■ What is being asked ■
When duplicating the records beneath this instruction, omit every picture and keep all else exact.

Dataset items:
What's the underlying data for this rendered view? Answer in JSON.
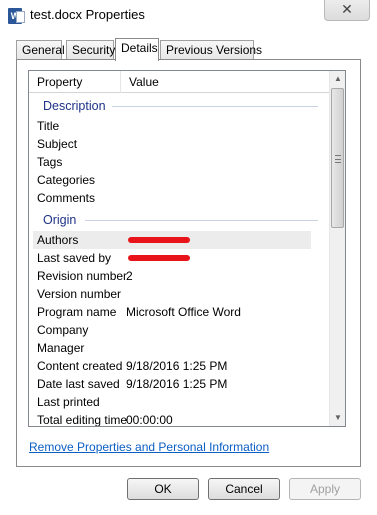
{
  "window": {
    "title": "test.docx Properties",
    "close_glyph": "✕"
  },
  "tabs": [
    {
      "label": "General"
    },
    {
      "label": "Security"
    },
    {
      "label": "Details",
      "active": true
    },
    {
      "label": "Previous Versions"
    }
  ],
  "list": {
    "columns": {
      "property": "Property",
      "value": "Value"
    },
    "groups": {
      "description": "Description",
      "origin": "Origin"
    },
    "description_rows": [
      {
        "key": "Title",
        "value": ""
      },
      {
        "key": "Subject",
        "value": ""
      },
      {
        "key": "Tags",
        "value": ""
      },
      {
        "key": "Categories",
        "value": ""
      },
      {
        "key": "Comments",
        "value": ""
      }
    ],
    "origin_rows": [
      {
        "key": "Authors",
        "value": "",
        "redacted": true,
        "selected": true
      },
      {
        "key": "Last saved by",
        "value": "",
        "redacted": true
      },
      {
        "key": "Revision number",
        "value": "2"
      },
      {
        "key": "Version number",
        "value": ""
      },
      {
        "key": "Program name",
        "value": "Microsoft Office Word"
      },
      {
        "key": "Company",
        "value": ""
      },
      {
        "key": "Manager",
        "value": ""
      },
      {
        "key": "Content created",
        "value": "9/18/2016 1:25 PM"
      },
      {
        "key": "Date last saved",
        "value": "9/18/2016 1:25 PM"
      },
      {
        "key": "Last printed",
        "value": ""
      },
      {
        "key": "Total editing time",
        "value": "00:00:00"
      }
    ],
    "scrollbar": {
      "up_glyph": "▲",
      "down_glyph": "▼"
    }
  },
  "remove_link": "Remove Properties and Personal Information",
  "buttons": {
    "ok": "OK",
    "cancel": "Cancel",
    "apply": "Apply"
  },
  "colors": {
    "group_header": "#1e3287",
    "link": "#0b5ec5",
    "redaction": "#e8141a"
  },
  "icons": {
    "app": "word-document-icon",
    "close": "close-icon"
  }
}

■ Output of the exercise ■
What's the underlying data for this rendered view? Answer in JSON.
{
  "window": {
    "title": "test.docx Properties",
    "close_glyph": "✕"
  },
  "tabs": [
    {
      "label": "General"
    },
    {
      "label": "Security"
    },
    {
      "label": "Details",
      "active": true
    },
    {
      "label": "Previous Versions"
    }
  ],
  "list": {
    "columns": {
      "property": "Property",
      "value": "Value"
    },
    "groups": {
      "description": "Description",
      "origin": "Origin"
    },
    "description_rows": [
      {
        "key": "Title",
        "value": ""
      },
      {
        "key": "Subject",
        "value": ""
      },
      {
        "key": "Tags",
        "value": ""
      },
      {
        "key": "Categories",
        "value": ""
      },
      {
        "key": "Comments",
        "value": ""
      }
    ],
    "origin_rows": [
      {
        "key": "Authors",
        "value": "",
        "redacted": true,
        "selected": true
      },
      {
        "key": "Last saved by",
        "value": "",
        "redacted": true
      },
      {
        "key": "Revision number",
        "value": "2"
      },
      {
        "key": "Version number",
        "value": ""
      },
      {
        "key": "Program name",
        "value": "Microsoft Office Word"
      },
      {
        "key": "Company",
        "value": ""
      },
      {
        "key": "Manager",
        "value": ""
      },
      {
        "key": "Content created",
        "value": "9/18/2016 1:25 PM"
      },
      {
        "key": "Date last saved",
        "value": "9/18/2016 1:25 PM"
      },
      {
        "key": "Last printed",
        "value": ""
      },
      {
        "key": "Total editing time",
        "value": "00:00:00"
      }
    ],
    "scrollbar": {
      "up_glyph": "▲",
      "down_glyph": "▼"
    }
  },
  "remove_link": "Remove Properties and Personal Information",
  "buttons": {
    "ok": "OK",
    "cancel": "Cancel",
    "apply": "Apply"
  },
  "colors": {
    "group_header": "#1e3287",
    "link": "#0b5ec5",
    "redaction": "#e8141a"
  },
  "icons": {
    "app": "word-document-icon",
    "close": "close-icon"
  }
}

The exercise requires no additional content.